Those of you beyond the borders of the People's Republic of Massachusetts may not know that today is Patriots' Day — a state holiday — though you may know that it's Marathon Monday, the day of the annual running of the Boston Marathon. Some of us go to Lexington early in the morning and see the annual re-enactment of that April morning long ago; some stake out prime real estate along the marathon route; runners and others partake in the early-morning festival at the start line in Hopkinton.
And then there are the bikers — cyclists, that is — including your humble HealthBlawger, who take the opportunity afforded by roads closed for the runners to zip out from the finish line to the start line and back again before the race begins. This year, since the organizers have moved the start time back a bit in recent years, I rode with a couple of buddies from the Johnny Kelly statue at Heartbreak Hill in Newton to the start and back — I mean, how crazy do you think I am? I'd have to wake up even earlier than I did to start and end in Boston before the race.
Well, many of my riding buddies now think I'm really crazy, because after a few years of increasing pain in one side of my upper back, shoulder and arm while riding my road bike (more a symptom of aging than anything else, I suppose), "I got 'bent." In English, this means that I am now the proud owner of a recumbent bicycle, which I rode on the Marathon route this morning.

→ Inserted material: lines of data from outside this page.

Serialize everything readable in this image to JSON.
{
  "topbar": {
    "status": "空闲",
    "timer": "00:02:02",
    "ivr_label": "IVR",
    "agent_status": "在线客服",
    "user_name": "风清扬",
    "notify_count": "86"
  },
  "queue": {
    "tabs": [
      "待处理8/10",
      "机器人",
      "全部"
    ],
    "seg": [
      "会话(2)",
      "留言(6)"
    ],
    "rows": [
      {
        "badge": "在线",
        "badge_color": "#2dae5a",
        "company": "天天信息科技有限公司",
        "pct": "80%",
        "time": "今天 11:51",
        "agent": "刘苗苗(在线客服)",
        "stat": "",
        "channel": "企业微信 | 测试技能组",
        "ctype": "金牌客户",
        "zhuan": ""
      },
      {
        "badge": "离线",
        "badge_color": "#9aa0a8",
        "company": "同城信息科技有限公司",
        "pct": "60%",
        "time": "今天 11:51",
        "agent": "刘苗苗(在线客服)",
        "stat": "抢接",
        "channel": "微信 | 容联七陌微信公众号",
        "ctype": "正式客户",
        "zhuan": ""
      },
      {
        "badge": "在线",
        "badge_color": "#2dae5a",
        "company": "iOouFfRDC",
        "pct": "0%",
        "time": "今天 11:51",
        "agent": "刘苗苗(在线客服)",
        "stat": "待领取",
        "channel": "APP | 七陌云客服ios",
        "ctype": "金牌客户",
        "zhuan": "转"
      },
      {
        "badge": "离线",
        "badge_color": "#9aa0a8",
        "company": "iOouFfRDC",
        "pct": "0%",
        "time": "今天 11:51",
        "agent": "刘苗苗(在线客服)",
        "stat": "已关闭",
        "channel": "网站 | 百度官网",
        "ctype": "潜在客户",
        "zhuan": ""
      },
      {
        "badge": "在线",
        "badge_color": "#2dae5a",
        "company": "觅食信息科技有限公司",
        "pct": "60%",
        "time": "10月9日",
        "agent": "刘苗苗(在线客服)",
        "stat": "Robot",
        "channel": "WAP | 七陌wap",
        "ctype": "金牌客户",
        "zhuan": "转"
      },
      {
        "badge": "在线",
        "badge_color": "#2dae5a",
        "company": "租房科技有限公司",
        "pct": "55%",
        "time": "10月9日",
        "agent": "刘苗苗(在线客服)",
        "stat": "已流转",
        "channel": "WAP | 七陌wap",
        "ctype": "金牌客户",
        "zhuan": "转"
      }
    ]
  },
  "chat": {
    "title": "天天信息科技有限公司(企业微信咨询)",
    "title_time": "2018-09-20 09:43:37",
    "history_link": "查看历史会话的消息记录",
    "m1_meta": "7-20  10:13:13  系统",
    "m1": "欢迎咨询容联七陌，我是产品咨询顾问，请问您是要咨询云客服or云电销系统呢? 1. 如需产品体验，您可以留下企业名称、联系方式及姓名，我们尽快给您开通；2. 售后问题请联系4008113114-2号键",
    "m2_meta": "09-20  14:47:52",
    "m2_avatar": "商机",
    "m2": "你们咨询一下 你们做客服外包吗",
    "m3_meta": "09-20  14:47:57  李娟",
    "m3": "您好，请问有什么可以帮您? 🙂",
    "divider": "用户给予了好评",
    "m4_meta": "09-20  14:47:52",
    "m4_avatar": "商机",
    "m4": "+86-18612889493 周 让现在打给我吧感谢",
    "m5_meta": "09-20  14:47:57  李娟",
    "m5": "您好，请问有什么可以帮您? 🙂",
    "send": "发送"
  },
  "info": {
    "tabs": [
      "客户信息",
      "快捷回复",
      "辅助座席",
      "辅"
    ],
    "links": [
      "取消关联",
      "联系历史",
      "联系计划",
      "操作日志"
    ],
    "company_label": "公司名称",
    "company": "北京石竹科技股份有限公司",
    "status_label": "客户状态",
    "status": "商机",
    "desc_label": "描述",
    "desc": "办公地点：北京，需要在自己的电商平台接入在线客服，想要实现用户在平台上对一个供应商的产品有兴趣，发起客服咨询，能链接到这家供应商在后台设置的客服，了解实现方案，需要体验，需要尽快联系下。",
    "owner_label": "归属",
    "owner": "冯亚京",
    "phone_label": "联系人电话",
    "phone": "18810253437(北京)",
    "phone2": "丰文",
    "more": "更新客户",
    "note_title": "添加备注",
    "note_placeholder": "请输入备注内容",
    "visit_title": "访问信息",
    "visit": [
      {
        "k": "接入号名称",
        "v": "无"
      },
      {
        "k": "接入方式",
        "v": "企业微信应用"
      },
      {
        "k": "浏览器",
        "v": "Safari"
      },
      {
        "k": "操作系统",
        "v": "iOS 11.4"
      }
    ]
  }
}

Revolutionary, huh?
The shoulder pain was replaced this morning by other aches and pains thanks to a minor spill … but I'm looking forward to many 'bent rides, now that I've gone over to the dark side.
And now, time for the thank yous: I'd like to thank my friend Richard Dale, aka The Venture Cyclist — who is the only person I know who actually rides one of these things — for turning me on to the idea, and for lending me his 'bent for some riding on the open road (once I learned how to ride the darn thing). I'd also like to thank Scott Chamberlain at Wheelworks for teaching me how to ride this contraption.
Finally, thanks in advance to all of you, who I invite to join me in supporting the Jimmy Fund and the work of the Dana Farber Cancer Institute.
This August I will be riding in my seventh Pan Mass Challenge. For those of you who are not familiar with this event, or have not yet supported my ride, the PMC is a two-day, 200-mile, 5000-rider bike ride benefiting the Dana Farber. It's the granddaddy of athletic fundraisers (this year's edition is the 31st), and thanks to its sponsors, 100% of supporter contributions go directly to the Dana Farber for cutting-edge research and patient care. This year's fundraising goal is $31 million. Please learn more about the event and the cause by checking out my Pan Mass Challenge rider profile, feel free to join my supporters' group on Facebook … and don't forget to donate to the cause via my PMC profile page.
Thanks for letting me share the revolution — and the cause — with you.
The Harlow Group LLC
Health Care Law and Consulting
As I have reached 50 and become less aerodynamic, I am steadily raising the stem on my road bikes to minimize the saddle to bars drop. I am surprised at the number of recumbents that I am seeing in the Seattle area.
David Harlow says
Yeah, raising the stem wasn’t enough for me … you should try it too.